BEIT HANOUN, Gaza Strip (AP) — Israeli troops raided this northern Gaza town in a hunt for suspected militants Thursday, killing two Palestinian policemen with a pair of missiles fired from a helicopter.

Troops left Beit Hanoun after dawn Thursday, taking with them three wanted Palestinians who the army said had fired Qassam rockets at Israel border towns.

Beit Hanoun is close to the Israeli border, and Palestinian militants often launch mortar bombs and short-range Qassam rockets from there at Israeli targets.

The raid began after midnight. Ten tanks entered the outskirts of Beit Hanoun, surrounding police posts, witnesses said.

A gun battle erupted and an Israeli helicopter fired two missiles at a post from which shots had been fired at Israeli forces, said the Israeli commander of the operation, who would only give his rank and first name, Lt. Col. Nir.

Two Palestinian policemen were killed by the missiles, security officials said. Sixteen Palestinians were wounded, including eight members of the security forces.

Palestinians also detonated several bombs, the army said. It denied Palestinian reports that a tank was damaged or blown up during the incursion.
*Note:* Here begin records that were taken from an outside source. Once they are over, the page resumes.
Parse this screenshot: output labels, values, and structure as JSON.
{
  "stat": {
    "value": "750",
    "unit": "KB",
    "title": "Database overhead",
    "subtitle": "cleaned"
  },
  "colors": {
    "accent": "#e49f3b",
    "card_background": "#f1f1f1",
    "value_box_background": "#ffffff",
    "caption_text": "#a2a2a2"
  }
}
Ahmed Ismail, 28, a rescue worker, said Israeli forces kept medical teams out of the area. "Our cars came under fire three times when we tried to evacuate injured and dead people from the site," he told The Associated Press.

The army denied it prevented ambulances from entering the area. "I told them it was OK to enter with ambulances ... we saw the ambulances entering," Nir said.
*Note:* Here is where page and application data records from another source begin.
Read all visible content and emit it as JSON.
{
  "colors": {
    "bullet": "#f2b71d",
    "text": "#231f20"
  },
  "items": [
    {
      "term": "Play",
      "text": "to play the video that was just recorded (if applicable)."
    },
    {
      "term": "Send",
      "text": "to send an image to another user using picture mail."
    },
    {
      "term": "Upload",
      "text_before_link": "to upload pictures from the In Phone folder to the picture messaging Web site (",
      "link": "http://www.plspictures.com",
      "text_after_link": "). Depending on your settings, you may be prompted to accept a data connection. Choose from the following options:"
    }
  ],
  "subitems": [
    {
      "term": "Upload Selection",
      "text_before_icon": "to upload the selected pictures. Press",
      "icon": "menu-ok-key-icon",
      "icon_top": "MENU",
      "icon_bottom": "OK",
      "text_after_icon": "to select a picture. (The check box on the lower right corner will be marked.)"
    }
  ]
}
In the past two months, Israel has frequently sent troops into Gaza towns and refugee camps. The army has said the purpose is to hunt militants from Hamas, an Islamic group responsible for dozens of attacks, including suicide bombings, that have killed and wounded hundreds of Israelis in more than two years of conflict.

Also in the Gaza Strip, some 700 Palestinians took to the streets Thursday, waving Iraqi and Palestinian flags and calling for an end to the U.S.-led war on Iraq.

Demonstrator Fatima Mukhtar, 55, who wore a headband with the inscription "We Love Saddam," said: "All of us believe that this is a time that America should be defeated and only he is capable of doing that and bringing back the hope and joy of thousands of families who are victims of Israeli and American terror."

In the West Bank city of Hebron, about 200 Palestinian marched in solidarity with Iraqi. "With our blood, with our soul, we will redeem you Saddam," they chanted as they waved Iraqi flags.

Also on Thursday, Israel dismissed comments by the Britain's foreign minister, Jack Straw, who suggested Western powers are guilty of a double standard in insisting Iraq implement U.N. resolutions, but not forcing Israel to do the same.

The Palestinians have long complained that Western nations enforce U.N. resolutions regarding Iraq with determination while not doing the same regarding Israel.

Asked about such contentions, Straw said earlier this week: "There is, and we'll deal with it, and I feel upset and angry about the plight of the Palestinians, but I also feel angry and upset about the terror under which the Israelis have had to live."

He cited U.N. Resolution 242, which calls on Israel to withdraw from lands it occupied in the 1967 Middle East war, but has not been implemented.

"It is our responsibility, yes, to deal with Iraq, and also, yes, to deal with the Israel-Palestine crisis," he said.

Israeli Foreign Ministry spokesman Yonatan Peled said Thursday the parallel was unacceptable. He said Straw was trying to "create linkage between a democratic country that wants peace, like Israel, and a threatening, warlike and dangerous dictatorship, like Iraq."